## RAW DATA
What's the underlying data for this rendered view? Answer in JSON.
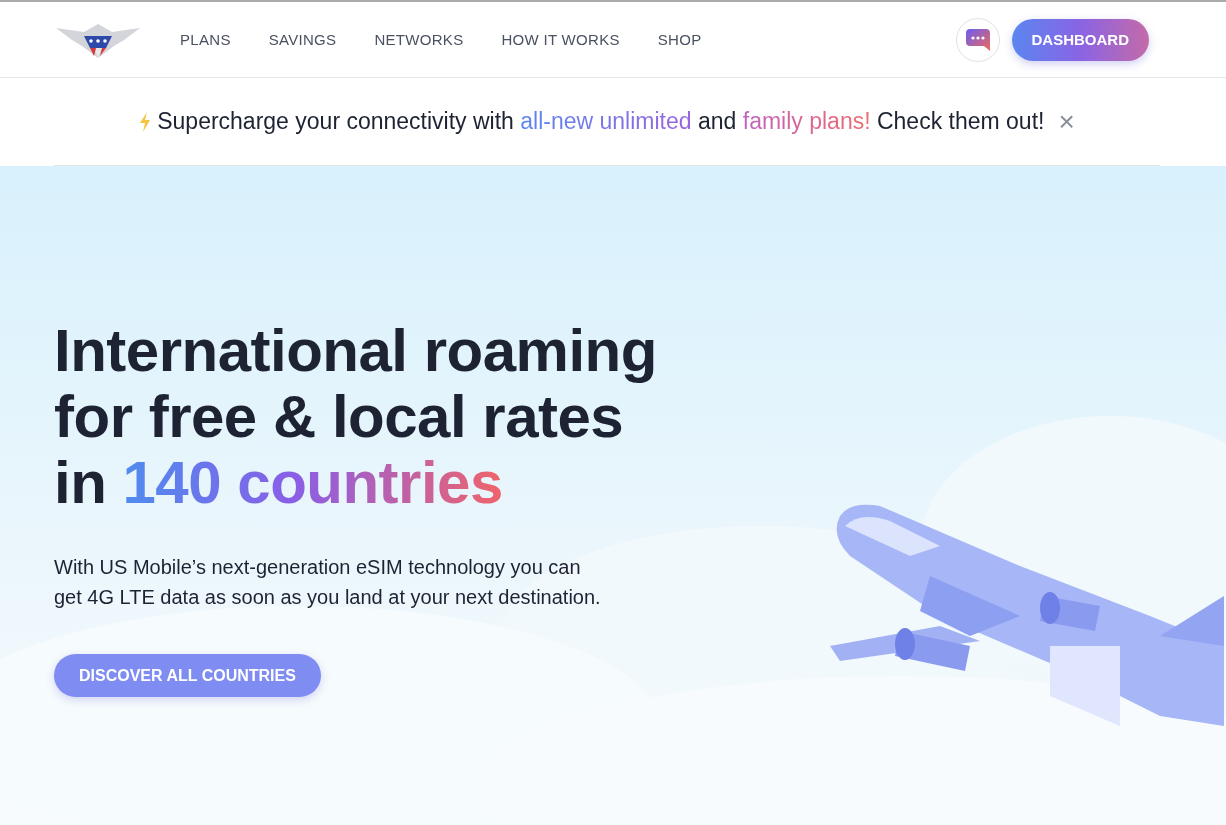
{
  "nav": {
    "links": [
      "PLANS",
      "SAVINGS",
      "NETWORKS",
      "HOW IT WORKS",
      "SHOP"
    ],
    "dashboard_button": "DASHBOARD"
  },
  "banner": {
    "parts": [
      {
        "kind": "text",
        "text": "Supercharge your connectivity with "
      },
      {
        "kind": "link",
        "text": "all-new unlimited"
      },
      {
        "kind": "text",
        "text": " and "
      },
      {
        "kind": "link",
        "text": "family plans!"
      },
      {
        "kind": "text",
        "text": " Check them out!"
      }
    ],
    "close": "×"
  },
  "hero": {
    "headline_lines": [
      "International roaming",
      "for free & local rates"
    ],
    "headline_last": "in ",
    "headline_highlight": "140 countries",
    "description": "With US Mobile’s next-generation eSIM technology you can get 4G LTE data as soon as you land at your next destination.",
    "cta": "DISCOVER ALL COUNTRIES"
  }
}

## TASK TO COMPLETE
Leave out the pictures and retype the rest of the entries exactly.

## YOUR RESPONSE
What's the underlying data for this rendered view? Answer in JSON.
{
  "nav": {
    "links": [
      "PLANS",
      "SAVINGS",
      "NETWORKS",
      "HOW IT WORKS",
      "SHOP"
    ],
    "dashboard_button": "DASHBOARD"
  },
  "banner": {
    "parts": [
      {
        "kind": "text",
        "text": "Supercharge your connectivity with "
      },
      {
        "kind": "link",
        "text": "all-new unlimited"
      },
      {
        "kind": "text",
        "text": " and "
      },
      {
        "kind": "link",
        "text": "family plans!"
      },
      {
        "kind": "text",
        "text": " Check them out!"
      }
    ],
    "close": "×"
  },
  "hero": {
    "headline_lines": [
      "International roaming",
      "for free & local rates"
    ],
    "headline_last": "in ",
    "headline_highlight": "140 countries",
    "description": "With US Mobile’s next-generation eSIM technology you can get 4G LTE data as soon as you land at your next destination.",
    "cta": "DISCOVER ALL COUNTRIES"
  }
}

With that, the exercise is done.